REQUIREMENT: Please say how many lines in the records below contain the word "activity", giving only the number.

DATA TO PROCESS:
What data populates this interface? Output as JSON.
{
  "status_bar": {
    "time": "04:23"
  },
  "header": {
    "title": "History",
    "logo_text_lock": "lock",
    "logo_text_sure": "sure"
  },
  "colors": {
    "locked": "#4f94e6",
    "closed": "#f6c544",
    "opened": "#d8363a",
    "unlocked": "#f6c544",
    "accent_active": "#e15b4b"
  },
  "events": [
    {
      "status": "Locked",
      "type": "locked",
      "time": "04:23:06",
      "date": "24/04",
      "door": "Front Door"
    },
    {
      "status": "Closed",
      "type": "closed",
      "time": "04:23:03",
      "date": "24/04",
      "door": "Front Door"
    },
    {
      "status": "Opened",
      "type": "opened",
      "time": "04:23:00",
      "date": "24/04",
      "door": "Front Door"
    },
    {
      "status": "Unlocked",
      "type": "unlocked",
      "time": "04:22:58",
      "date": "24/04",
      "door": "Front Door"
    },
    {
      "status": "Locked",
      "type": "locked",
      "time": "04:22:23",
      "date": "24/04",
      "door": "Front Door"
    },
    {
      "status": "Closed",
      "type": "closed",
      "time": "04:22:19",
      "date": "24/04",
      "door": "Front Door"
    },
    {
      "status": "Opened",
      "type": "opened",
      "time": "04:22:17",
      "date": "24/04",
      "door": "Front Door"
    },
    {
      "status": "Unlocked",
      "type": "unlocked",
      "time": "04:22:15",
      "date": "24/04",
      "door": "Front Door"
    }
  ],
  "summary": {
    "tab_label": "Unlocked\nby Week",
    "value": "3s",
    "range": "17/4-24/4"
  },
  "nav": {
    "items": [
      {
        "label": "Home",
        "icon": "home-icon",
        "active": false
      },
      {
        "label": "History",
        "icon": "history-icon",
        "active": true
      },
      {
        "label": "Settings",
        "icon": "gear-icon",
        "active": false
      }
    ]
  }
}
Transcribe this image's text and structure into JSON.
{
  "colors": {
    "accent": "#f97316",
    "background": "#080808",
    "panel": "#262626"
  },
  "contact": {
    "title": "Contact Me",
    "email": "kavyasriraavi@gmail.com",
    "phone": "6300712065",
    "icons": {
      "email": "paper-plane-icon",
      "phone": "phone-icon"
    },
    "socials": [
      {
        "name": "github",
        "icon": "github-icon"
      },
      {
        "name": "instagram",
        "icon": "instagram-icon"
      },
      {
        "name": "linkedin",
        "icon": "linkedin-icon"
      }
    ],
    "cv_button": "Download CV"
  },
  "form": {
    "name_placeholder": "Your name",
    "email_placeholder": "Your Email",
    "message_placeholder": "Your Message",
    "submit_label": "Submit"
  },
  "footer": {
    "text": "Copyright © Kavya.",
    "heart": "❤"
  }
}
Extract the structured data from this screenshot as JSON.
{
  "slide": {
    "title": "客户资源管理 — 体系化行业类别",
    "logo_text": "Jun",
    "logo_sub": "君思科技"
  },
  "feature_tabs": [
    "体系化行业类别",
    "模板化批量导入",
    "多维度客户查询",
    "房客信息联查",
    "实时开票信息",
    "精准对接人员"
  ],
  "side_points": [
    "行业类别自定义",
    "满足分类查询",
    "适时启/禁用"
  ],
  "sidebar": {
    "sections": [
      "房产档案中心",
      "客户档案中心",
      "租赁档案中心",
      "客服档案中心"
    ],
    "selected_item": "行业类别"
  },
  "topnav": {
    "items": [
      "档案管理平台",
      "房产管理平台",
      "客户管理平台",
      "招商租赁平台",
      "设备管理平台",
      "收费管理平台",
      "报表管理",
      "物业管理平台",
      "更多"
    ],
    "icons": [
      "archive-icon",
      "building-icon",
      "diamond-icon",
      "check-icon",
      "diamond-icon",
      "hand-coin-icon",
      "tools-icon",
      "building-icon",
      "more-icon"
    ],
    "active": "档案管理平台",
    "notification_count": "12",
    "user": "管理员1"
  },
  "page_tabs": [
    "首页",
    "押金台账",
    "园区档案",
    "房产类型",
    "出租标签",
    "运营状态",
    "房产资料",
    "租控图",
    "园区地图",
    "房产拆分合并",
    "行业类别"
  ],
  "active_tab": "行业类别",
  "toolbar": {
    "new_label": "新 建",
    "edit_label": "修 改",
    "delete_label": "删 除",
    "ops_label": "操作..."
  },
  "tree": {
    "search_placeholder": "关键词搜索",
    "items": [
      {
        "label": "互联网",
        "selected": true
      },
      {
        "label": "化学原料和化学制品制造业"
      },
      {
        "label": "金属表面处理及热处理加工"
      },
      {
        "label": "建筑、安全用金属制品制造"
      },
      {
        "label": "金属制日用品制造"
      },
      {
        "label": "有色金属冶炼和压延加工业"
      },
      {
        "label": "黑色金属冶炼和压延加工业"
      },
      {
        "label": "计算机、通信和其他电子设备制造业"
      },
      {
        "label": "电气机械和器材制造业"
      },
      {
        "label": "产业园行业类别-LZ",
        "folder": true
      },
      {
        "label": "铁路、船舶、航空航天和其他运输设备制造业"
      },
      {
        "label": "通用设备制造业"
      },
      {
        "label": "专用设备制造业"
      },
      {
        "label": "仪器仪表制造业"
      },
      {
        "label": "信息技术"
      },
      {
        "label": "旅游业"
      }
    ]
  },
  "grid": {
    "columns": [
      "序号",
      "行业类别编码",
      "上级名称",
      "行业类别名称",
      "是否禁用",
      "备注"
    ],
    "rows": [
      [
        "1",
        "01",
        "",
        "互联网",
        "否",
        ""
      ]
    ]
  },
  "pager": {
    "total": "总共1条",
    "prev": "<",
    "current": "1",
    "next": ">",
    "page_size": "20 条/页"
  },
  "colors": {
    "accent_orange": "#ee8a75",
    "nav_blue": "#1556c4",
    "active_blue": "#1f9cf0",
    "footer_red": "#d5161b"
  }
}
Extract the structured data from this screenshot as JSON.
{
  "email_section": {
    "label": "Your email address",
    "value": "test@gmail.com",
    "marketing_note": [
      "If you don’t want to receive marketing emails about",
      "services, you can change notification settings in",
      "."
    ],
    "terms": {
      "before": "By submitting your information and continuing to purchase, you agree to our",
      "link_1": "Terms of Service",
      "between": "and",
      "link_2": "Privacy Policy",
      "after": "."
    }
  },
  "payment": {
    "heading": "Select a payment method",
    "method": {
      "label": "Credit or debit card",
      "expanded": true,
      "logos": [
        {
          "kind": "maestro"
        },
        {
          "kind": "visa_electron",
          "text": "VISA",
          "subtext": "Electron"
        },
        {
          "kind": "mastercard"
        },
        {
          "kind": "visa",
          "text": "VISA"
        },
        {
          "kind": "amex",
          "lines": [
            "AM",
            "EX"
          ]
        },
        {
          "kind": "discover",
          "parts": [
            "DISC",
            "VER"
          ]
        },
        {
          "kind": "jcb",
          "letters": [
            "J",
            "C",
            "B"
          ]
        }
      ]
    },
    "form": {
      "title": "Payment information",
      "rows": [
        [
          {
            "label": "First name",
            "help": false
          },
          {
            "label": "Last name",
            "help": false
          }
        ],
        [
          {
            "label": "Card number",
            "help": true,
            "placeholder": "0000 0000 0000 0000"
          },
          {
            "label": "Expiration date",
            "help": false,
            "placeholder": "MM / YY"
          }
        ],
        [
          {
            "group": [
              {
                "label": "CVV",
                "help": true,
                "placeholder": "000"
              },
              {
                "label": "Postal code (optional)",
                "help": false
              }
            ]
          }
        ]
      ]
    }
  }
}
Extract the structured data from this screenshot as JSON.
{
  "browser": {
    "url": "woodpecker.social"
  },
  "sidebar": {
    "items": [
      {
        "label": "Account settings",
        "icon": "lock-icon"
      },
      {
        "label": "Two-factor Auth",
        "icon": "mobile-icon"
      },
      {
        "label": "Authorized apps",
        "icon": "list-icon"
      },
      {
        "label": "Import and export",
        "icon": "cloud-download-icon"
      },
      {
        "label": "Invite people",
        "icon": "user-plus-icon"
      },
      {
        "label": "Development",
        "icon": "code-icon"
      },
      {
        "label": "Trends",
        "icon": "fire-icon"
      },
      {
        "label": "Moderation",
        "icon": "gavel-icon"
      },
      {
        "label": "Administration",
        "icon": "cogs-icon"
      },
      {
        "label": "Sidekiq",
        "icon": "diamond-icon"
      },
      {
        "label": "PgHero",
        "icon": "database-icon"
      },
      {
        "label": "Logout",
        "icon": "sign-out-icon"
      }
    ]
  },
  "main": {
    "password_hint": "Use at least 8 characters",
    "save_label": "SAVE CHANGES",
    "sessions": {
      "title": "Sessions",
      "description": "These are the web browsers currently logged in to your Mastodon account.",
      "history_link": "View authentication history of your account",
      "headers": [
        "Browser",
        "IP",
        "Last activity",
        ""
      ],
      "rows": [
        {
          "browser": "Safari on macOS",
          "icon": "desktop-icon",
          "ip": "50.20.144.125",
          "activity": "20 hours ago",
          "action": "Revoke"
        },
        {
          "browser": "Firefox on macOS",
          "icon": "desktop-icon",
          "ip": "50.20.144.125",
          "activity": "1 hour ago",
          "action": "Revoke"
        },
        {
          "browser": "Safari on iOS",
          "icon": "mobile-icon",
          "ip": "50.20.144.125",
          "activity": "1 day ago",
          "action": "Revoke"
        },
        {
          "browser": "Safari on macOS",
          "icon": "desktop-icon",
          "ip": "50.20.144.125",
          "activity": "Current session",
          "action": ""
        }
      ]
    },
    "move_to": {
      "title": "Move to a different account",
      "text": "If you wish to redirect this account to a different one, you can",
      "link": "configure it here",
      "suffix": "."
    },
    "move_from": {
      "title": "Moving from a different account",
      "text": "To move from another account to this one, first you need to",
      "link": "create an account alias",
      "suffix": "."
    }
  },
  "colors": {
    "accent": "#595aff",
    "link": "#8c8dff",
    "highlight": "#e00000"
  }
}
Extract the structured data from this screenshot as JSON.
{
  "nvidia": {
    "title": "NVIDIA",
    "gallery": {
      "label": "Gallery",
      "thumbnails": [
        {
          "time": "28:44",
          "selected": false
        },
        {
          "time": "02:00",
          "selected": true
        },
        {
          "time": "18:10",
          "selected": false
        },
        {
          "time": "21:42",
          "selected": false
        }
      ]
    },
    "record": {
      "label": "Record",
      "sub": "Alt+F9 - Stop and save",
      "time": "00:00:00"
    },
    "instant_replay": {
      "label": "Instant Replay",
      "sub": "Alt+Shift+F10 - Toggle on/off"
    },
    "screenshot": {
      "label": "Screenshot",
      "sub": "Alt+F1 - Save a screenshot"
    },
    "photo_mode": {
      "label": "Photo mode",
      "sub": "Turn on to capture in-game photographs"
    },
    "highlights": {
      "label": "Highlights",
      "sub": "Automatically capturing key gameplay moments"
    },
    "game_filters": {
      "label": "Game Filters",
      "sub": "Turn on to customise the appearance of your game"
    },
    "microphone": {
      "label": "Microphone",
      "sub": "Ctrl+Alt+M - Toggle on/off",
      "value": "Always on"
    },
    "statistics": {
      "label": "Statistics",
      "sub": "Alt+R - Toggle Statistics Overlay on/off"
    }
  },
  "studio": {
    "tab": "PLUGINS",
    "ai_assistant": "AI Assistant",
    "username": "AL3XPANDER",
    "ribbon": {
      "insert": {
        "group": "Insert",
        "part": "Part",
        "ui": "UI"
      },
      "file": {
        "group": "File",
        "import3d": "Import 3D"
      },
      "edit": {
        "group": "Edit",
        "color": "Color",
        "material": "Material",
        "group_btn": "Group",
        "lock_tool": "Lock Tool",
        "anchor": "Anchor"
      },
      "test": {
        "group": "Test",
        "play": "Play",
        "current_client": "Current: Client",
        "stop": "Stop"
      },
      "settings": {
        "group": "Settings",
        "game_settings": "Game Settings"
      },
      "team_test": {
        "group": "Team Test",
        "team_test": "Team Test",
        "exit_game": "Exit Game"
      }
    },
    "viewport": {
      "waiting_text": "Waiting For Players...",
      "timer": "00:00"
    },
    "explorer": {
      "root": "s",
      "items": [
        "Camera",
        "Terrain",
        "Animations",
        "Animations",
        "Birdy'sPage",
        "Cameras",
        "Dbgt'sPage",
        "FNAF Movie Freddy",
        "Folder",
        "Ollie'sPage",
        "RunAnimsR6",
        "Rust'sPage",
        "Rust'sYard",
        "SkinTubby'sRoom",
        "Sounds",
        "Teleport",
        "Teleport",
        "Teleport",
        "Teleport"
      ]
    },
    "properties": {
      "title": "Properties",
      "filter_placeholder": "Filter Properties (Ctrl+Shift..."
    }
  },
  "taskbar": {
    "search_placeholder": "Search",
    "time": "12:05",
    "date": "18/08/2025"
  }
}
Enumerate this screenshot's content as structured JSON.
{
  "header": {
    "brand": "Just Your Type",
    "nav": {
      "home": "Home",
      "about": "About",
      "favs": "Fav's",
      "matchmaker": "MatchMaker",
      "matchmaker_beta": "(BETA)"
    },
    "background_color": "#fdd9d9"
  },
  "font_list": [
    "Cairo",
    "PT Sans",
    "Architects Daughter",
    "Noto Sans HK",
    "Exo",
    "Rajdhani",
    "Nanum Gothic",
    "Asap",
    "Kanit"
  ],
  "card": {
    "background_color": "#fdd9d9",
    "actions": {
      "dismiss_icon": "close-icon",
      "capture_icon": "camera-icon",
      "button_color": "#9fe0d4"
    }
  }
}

RESULT: 5